Your task. Your result should be every line of the records below that contains the word "true".

Input data.
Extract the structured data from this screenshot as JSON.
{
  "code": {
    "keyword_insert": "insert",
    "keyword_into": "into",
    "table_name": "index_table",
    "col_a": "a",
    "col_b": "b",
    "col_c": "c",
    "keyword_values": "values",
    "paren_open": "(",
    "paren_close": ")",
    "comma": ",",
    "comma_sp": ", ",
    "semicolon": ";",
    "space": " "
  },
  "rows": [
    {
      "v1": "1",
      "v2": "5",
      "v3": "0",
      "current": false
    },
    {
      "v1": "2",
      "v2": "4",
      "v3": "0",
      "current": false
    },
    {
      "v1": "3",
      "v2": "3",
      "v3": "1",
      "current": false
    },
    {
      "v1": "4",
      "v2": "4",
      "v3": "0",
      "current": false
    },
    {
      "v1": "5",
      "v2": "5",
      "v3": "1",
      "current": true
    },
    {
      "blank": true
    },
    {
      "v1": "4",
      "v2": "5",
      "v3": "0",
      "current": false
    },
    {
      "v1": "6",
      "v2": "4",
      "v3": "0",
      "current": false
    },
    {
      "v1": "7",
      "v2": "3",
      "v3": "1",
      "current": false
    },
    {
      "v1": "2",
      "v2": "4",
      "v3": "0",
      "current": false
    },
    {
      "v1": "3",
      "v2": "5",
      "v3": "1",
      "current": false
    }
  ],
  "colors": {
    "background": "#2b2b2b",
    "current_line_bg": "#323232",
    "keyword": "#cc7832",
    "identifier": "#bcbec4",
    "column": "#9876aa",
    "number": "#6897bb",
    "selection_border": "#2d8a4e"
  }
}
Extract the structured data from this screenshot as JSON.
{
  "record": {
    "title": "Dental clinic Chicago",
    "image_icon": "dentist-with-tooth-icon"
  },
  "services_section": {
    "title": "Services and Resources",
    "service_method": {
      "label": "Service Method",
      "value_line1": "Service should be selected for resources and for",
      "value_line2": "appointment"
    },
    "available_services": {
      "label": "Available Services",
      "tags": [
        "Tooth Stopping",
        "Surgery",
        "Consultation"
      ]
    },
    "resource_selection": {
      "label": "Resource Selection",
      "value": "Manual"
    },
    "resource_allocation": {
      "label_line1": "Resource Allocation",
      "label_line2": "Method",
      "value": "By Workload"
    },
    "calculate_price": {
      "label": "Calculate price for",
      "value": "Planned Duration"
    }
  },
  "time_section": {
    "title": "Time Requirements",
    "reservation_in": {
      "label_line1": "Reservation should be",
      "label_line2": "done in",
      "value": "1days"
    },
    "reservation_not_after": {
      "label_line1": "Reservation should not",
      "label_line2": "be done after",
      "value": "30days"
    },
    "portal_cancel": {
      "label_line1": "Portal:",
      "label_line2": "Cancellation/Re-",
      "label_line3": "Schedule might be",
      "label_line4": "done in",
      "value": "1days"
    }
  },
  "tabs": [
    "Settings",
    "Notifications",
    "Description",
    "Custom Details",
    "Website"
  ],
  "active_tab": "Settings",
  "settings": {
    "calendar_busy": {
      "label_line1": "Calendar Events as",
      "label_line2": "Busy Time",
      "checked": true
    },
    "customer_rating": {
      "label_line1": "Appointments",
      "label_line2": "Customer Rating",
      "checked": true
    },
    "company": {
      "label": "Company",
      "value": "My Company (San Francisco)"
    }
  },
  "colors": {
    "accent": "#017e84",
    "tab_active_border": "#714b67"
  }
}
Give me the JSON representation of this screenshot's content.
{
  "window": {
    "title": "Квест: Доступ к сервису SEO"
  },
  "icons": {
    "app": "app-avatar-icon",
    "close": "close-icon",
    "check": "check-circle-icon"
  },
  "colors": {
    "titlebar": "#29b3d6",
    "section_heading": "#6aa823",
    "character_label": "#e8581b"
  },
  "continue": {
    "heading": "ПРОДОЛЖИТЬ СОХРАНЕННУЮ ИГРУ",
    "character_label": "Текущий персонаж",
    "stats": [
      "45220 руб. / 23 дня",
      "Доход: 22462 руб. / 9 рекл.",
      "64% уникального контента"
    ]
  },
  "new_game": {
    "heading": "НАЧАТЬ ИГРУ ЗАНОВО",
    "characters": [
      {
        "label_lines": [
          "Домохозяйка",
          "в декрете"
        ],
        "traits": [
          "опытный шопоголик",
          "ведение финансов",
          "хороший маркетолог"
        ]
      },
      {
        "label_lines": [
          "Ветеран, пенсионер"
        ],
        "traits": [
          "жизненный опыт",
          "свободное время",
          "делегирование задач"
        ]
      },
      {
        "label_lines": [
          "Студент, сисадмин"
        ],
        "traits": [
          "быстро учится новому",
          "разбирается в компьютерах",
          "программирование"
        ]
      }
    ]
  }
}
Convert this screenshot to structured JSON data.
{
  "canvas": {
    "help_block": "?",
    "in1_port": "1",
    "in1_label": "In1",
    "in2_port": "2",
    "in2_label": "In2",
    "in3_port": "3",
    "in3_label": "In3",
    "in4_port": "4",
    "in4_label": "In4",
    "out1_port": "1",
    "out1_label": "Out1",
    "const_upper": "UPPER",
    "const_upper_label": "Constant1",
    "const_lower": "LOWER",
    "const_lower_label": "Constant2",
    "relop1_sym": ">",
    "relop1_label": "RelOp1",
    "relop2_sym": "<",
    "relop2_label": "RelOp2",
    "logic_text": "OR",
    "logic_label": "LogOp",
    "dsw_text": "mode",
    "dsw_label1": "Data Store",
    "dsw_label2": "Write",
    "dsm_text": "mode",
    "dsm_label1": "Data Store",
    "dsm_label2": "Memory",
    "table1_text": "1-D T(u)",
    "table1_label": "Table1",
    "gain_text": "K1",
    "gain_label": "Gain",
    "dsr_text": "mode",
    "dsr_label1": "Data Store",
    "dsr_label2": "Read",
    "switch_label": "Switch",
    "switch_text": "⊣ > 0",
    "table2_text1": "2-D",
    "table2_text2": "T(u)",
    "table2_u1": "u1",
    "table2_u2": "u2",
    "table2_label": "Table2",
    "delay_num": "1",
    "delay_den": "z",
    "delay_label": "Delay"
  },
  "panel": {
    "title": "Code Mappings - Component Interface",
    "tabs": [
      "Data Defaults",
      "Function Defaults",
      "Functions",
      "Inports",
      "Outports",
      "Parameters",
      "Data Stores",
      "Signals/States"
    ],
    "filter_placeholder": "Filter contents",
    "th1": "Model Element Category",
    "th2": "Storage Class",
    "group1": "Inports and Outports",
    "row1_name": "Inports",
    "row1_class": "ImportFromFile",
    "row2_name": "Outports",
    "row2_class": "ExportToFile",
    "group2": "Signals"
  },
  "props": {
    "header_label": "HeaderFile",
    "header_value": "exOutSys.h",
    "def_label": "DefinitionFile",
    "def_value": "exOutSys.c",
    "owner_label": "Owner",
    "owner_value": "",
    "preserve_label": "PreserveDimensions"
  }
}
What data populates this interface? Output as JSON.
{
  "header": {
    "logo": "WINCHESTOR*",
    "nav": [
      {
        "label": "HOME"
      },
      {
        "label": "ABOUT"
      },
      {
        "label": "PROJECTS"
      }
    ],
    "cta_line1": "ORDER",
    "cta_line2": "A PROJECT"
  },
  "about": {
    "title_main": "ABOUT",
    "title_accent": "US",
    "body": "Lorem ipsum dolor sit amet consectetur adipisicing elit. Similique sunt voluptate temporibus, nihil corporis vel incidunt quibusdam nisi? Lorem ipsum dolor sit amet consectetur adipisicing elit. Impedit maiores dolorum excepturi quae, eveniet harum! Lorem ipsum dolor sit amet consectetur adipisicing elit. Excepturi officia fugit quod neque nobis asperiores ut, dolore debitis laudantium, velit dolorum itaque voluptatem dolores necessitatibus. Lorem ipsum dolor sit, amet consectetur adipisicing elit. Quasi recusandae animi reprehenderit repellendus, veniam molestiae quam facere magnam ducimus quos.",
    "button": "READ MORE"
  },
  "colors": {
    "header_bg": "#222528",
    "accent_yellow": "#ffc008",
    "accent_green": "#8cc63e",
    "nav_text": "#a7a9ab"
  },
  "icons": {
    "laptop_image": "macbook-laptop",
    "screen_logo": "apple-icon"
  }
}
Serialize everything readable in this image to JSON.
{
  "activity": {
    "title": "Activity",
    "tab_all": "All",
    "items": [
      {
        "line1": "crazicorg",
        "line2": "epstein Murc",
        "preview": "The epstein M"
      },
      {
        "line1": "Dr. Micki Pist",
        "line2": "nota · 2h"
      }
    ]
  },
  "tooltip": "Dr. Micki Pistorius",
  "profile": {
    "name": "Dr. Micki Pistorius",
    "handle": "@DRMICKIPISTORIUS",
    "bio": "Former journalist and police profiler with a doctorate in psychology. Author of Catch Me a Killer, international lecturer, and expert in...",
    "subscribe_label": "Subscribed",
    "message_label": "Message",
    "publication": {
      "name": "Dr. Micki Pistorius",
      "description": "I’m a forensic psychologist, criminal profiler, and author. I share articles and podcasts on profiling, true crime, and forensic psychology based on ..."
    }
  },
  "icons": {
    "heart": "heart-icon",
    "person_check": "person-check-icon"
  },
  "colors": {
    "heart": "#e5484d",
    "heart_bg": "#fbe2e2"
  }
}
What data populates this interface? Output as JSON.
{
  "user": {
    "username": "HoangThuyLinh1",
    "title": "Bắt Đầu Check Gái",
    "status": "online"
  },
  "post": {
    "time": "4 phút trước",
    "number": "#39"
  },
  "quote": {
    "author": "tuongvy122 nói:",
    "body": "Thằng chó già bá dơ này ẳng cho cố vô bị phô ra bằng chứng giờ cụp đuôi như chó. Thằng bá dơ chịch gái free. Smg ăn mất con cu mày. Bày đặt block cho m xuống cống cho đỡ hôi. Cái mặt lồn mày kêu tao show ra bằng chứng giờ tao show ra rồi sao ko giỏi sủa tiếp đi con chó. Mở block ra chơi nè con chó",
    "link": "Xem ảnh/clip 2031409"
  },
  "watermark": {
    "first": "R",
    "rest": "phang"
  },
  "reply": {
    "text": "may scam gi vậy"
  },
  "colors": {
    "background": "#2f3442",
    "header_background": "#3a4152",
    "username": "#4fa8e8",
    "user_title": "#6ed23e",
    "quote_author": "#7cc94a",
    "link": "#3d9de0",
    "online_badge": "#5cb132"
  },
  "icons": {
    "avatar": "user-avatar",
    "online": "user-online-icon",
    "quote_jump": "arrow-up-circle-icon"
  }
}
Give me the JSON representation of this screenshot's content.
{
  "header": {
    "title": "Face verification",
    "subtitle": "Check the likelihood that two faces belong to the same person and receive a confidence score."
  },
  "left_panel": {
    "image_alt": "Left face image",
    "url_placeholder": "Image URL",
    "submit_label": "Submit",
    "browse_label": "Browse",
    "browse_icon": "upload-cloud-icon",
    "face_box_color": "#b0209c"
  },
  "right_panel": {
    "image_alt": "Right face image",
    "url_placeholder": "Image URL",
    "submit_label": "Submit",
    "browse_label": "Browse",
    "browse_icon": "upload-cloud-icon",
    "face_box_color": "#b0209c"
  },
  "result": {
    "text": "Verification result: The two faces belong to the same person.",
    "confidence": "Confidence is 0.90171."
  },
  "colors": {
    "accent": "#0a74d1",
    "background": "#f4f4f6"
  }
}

Response area.
      "current": true
      "blank": true
      "checked": true
      "checked": true
      "description": "I’m a forensic psychologist, criminal profiler, and author. I share articles and podcasts on profiling, true crime, and forensic psychology based on ..."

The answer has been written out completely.